“We Do Not Belong” kicks off the album with a nice, hummable melody and the toe-tapping bounce of piano and drums. This song really sets the template for the rest of the album: Nice, piano-driven melodies mixed in with some string accompaniment. Not a new concept, by any means, but its pleasant enough. Schwartz’s pop-stylings are certainly entertaining and, while all the songs on his album travel at a steady rate, the best tunes are the ones when he kicks up the BPM. “Softer Side” glides along with breathy “oohs” and “ahhs” while Schwartz implores the listener to find the “the softer side of you, find the softer side of me” all the while working its way into a dreamy coda. “Never Burn, Never Bruise” bounces along with its ceaseless piano line while “Silent Show” ramps up the tension before exploding over a chorus.
Despite the many comparisons to the piano-driven pop of the 70s, Psychic Friend owes quite a bit of itself to some of the softer sounds of the late 60’s psychedelic and baroque-pop explosion with the obvious comparison being The Beatles’ late-era take on pop music. Schwartz’s managed to take these sensibilities and arrange them into a more modern sounding context. The real secret weapon of My Rocks Are Dreams is Tripp Beam’s drumming. His propulsive and dynamic drumming gives Schwartz’s tunes an extra, energetic kick.
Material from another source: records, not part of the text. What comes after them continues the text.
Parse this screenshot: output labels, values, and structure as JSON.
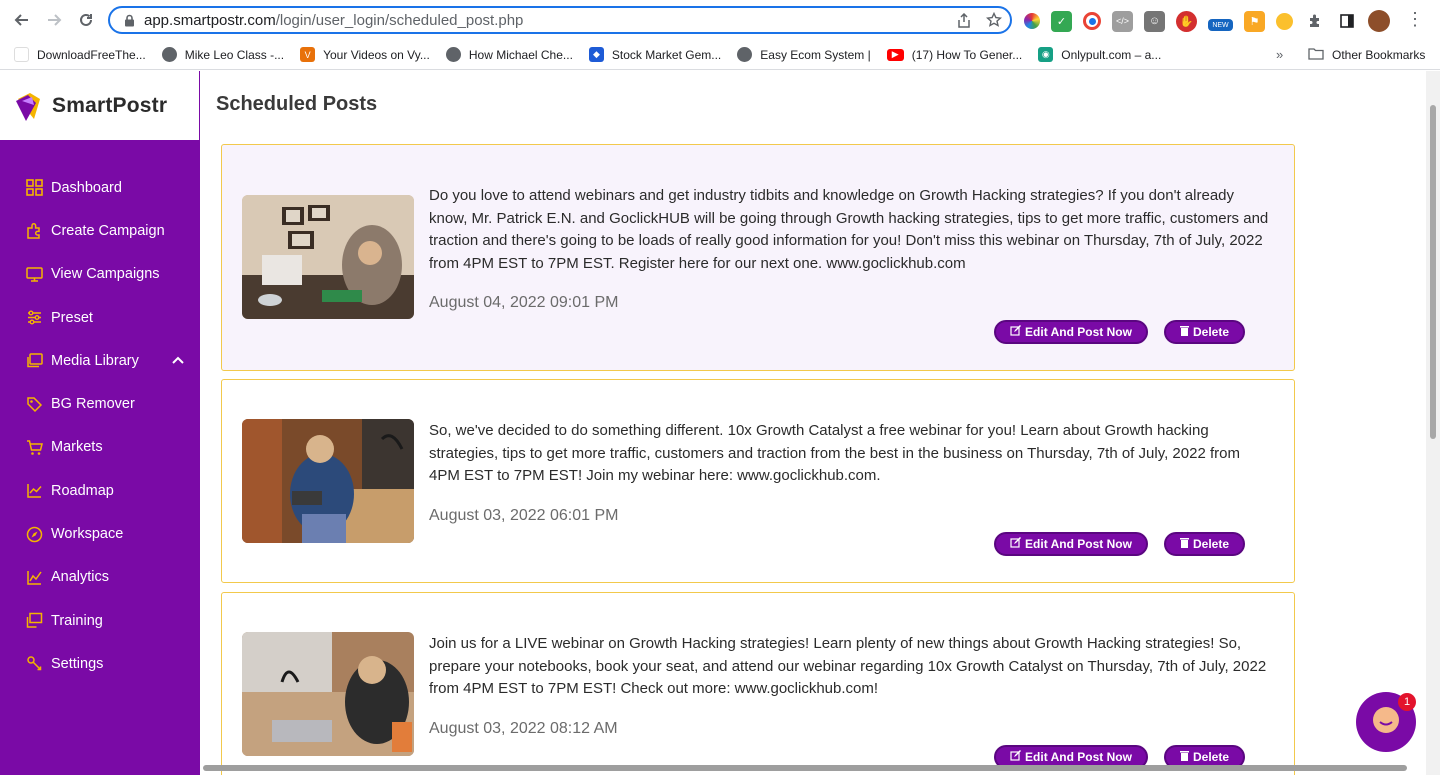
{
  "browser": {
    "url_host": "app.smartpostr.com",
    "url_path": "/login/user_login/scheduled_post.php",
    "extensions": [
      {
        "name": "color-wheel-icon",
        "color": "#e91e63"
      },
      {
        "name": "mail-check-icon",
        "color": "#34a853"
      },
      {
        "name": "chrome-circle-icon",
        "color": "#1a73e8"
      },
      {
        "name": "code-icon",
        "color": "#9e9e9e"
      },
      {
        "name": "face-icon",
        "color": "#757575"
      },
      {
        "name": "hand-icon",
        "color": "#d32f2f"
      },
      {
        "name": "new-badge-icon",
        "color": "#1565c0"
      },
      {
        "name": "flag-icon",
        "color": "#f9a825"
      },
      {
        "name": "sun-icon",
        "color": "#fbc02d"
      }
    ],
    "bookmarks": [
      {
        "label": "DownloadFreeThe...",
        "icon": "globe-icon",
        "color": "#ffffff"
      },
      {
        "label": "Mike Leo Class -...",
        "icon": "globe-icon",
        "color": "#5f6368"
      },
      {
        "label": "Your Videos on Vy...",
        "icon": "v-icon",
        "color": "#e8710a"
      },
      {
        "label": "How Michael Che...",
        "icon": "globe-icon",
        "color": "#5f6368"
      },
      {
        "label": "Stock Market Gem...",
        "icon": "dropbox-icon",
        "color": "#1e5bd6"
      },
      {
        "label": "Easy Ecom System |",
        "icon": "globe-icon",
        "color": "#5f6368"
      },
      {
        "label": "(17) How To Gener...",
        "icon": "youtube-icon",
        "color": "#ff0000"
      },
      {
        "label": "Onlypult.com – a...",
        "icon": "camera-icon",
        "color": "#16a085"
      }
    ],
    "bookmarks_more": "»",
    "other_bookmarks": "Other Bookmarks"
  },
  "app": {
    "brand": "SmartPostr",
    "brand_color": "#7a0aa6",
    "page_title": "Scheduled Posts"
  },
  "sidebar": {
    "items": [
      {
        "label": "Dashboard",
        "icon": "grid-icon"
      },
      {
        "label": "Create Campaign",
        "icon": "puzzle-icon"
      },
      {
        "label": "View Campaigns",
        "icon": "monitor-icon"
      },
      {
        "label": "Preset",
        "icon": "sliders-icon"
      },
      {
        "label": "Media Library",
        "icon": "images-icon",
        "expanded": true
      },
      {
        "label": "BG Remover",
        "icon": "tag-icon"
      },
      {
        "label": "Markets",
        "icon": "cart-icon"
      },
      {
        "label": "Roadmap",
        "icon": "chart-line-icon"
      },
      {
        "label": "Workspace",
        "icon": "compass-icon"
      },
      {
        "label": "Analytics",
        "icon": "analytics-icon"
      },
      {
        "label": "Training",
        "icon": "presentation-icon"
      },
      {
        "label": "Settings",
        "icon": "settings-icon"
      }
    ]
  },
  "posts": [
    {
      "text": "Do you love to attend webinars and get industry tidbits and knowledge on Growth Hacking strategies? If you don't already know, Mr. Patrick E.N. and GoclickHUB will be going through Growth hacking strategies, tips to get more traffic, customers and traction and there's going to be loads of really good information for you! Don't miss this webinar on Thursday, 7th of July, 2022 from 4PM EST to 7PM EST. Register here for our next one. www.goclickhub.com",
      "date": "August 04, 2022 09:01 PM",
      "edit_label": "Edit And Post Now",
      "delete_label": "Delete"
    },
    {
      "text": "So, we've decided to do something different. 10x Growth Catalyst a free webinar for you! Learn about Growth hacking strategies, tips to get more traffic, customers and traction from the best in the business on Thursday, 7th of July, 2022 from 4PM EST to 7PM EST! Join my webinar here: www.goclickhub.com.",
      "date": "August 03, 2022 06:01 PM",
      "edit_label": "Edit And Post Now",
      "delete_label": "Delete"
    },
    {
      "text": "Join us for a LIVE webinar on Growth Hacking strategies! Learn plenty of new things about Growth Hacking strategies! So, prepare your notebooks, book your seat, and attend our webinar regarding 10x Growth Catalyst on Thursday, 7th of July, 2022 from 4PM EST to 7PM EST! Check out more: www.goclickhub.com!",
      "date": "August 03, 2022 08:12 AM",
      "edit_label": "Edit And Post Now",
      "delete_label": "Delete"
    }
  ],
  "chat": {
    "badge_count": "1"
  }
}
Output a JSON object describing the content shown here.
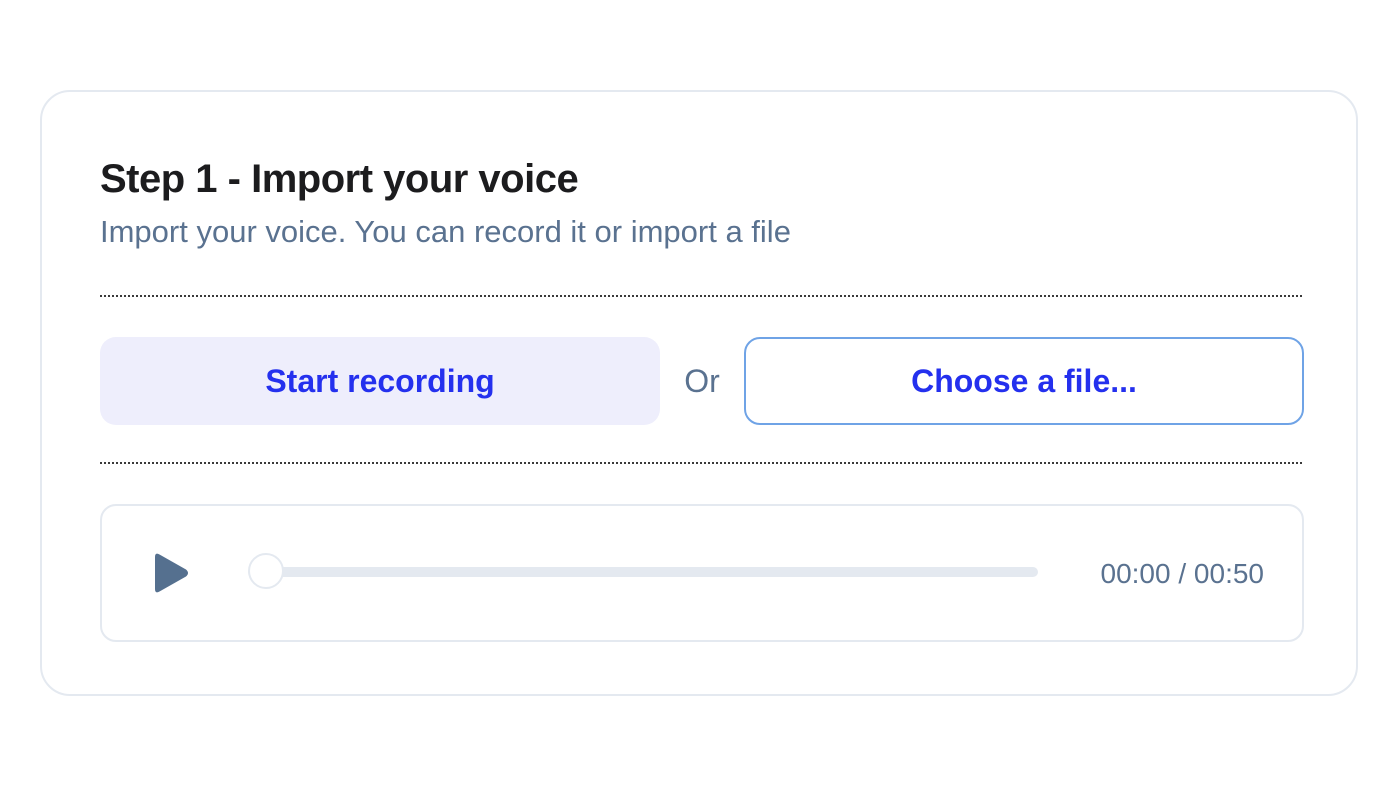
{
  "step": {
    "title": "Step 1 - Import your voice",
    "subtitle": "Import your voice. You can record it or import a file"
  },
  "actions": {
    "record_label": "Start recording",
    "separator": "Or",
    "file_label": "Choose a file..."
  },
  "player": {
    "play_icon": "play-icon",
    "progress": 0,
    "current_time": "00:00",
    "time_separator": "/",
    "duration": "00:50"
  },
  "colors": {
    "accent": "#2430ee",
    "record_bg": "#eeeefc",
    "file_border": "#6fa3e6",
    "muted_text": "#5a7290",
    "play_icon": "#55708f"
  }
}
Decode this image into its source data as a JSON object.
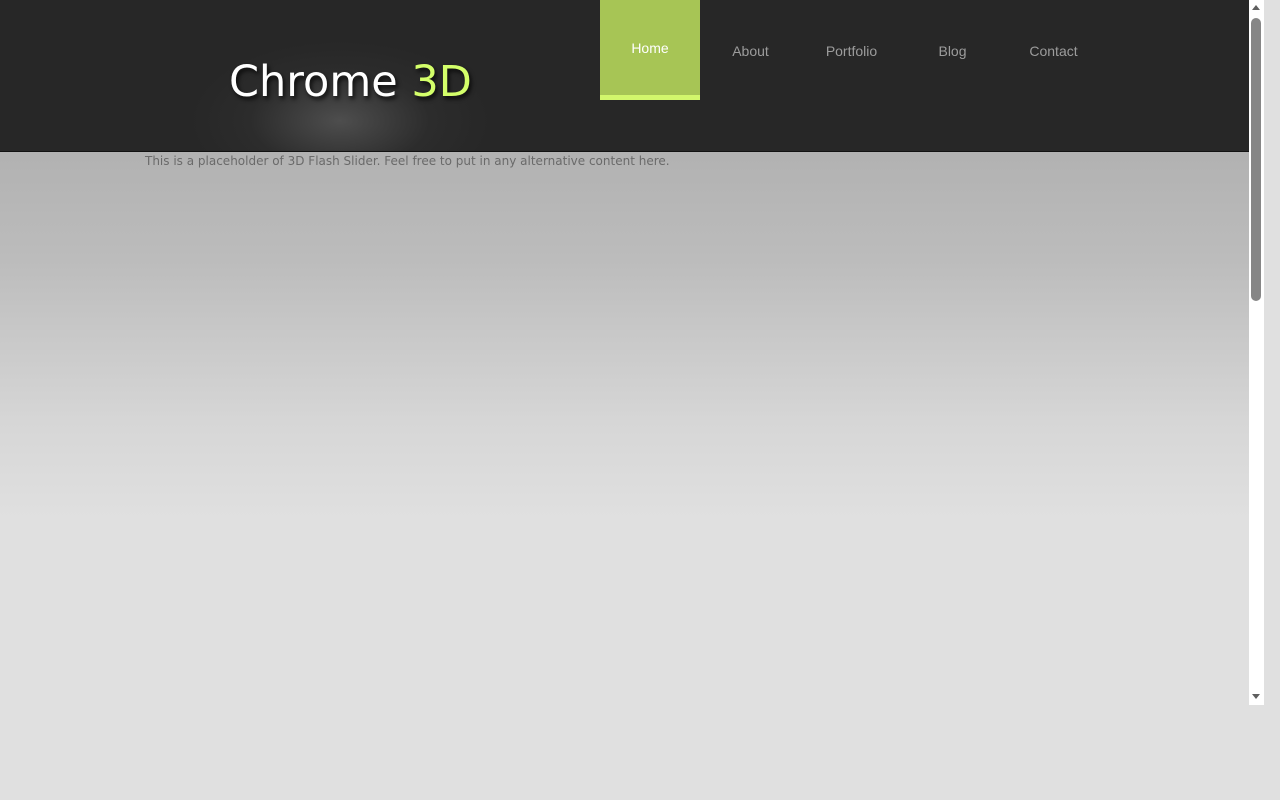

Look no further than “Shouldn’t Have Tried Again” or the fills in the aforementioned “We Do Not Belong” to hear how his driving, breakbeat-like drumming nicely accompanies Schwartz’s melodic vocals.
The clean production lends itself to the poppy melodies, but it ultimately makes the album sound a bit dull. Schwartz can write a great melody, no doubt about that, but track-by-track My Rocks Are Dreams doesn’t really have a whole lot going on. The songs are good, but nothing in particular stands out as anything better than good. The album also lacks diversity; the ten tracks mold into one long, moderately-tempoed pop song.
This isn’t necessarily a bad thing as My Rocks Are Dreams can be both charming and sensitive, but it is somewhat disappointing considering Schwartz’s work with Imperial Teen is a great balance between pop familiarity and diversity. “Telekinesis”, the album’s swan song, does attempt to change up the formula a bit and, while its nice to hear the fuzzy synths and rhythmic acoustic guitars get turned up in the mix, it still doesn’t redeem the album for being a lot of the same. Perhaps its a bit too harsh to criticize Schwartz’s for sticking with his strengths, especially when those strengths include a deft understanding of melody, but the repetitive nature of My Rocks Are Dreams is just too much to give the album any longevity.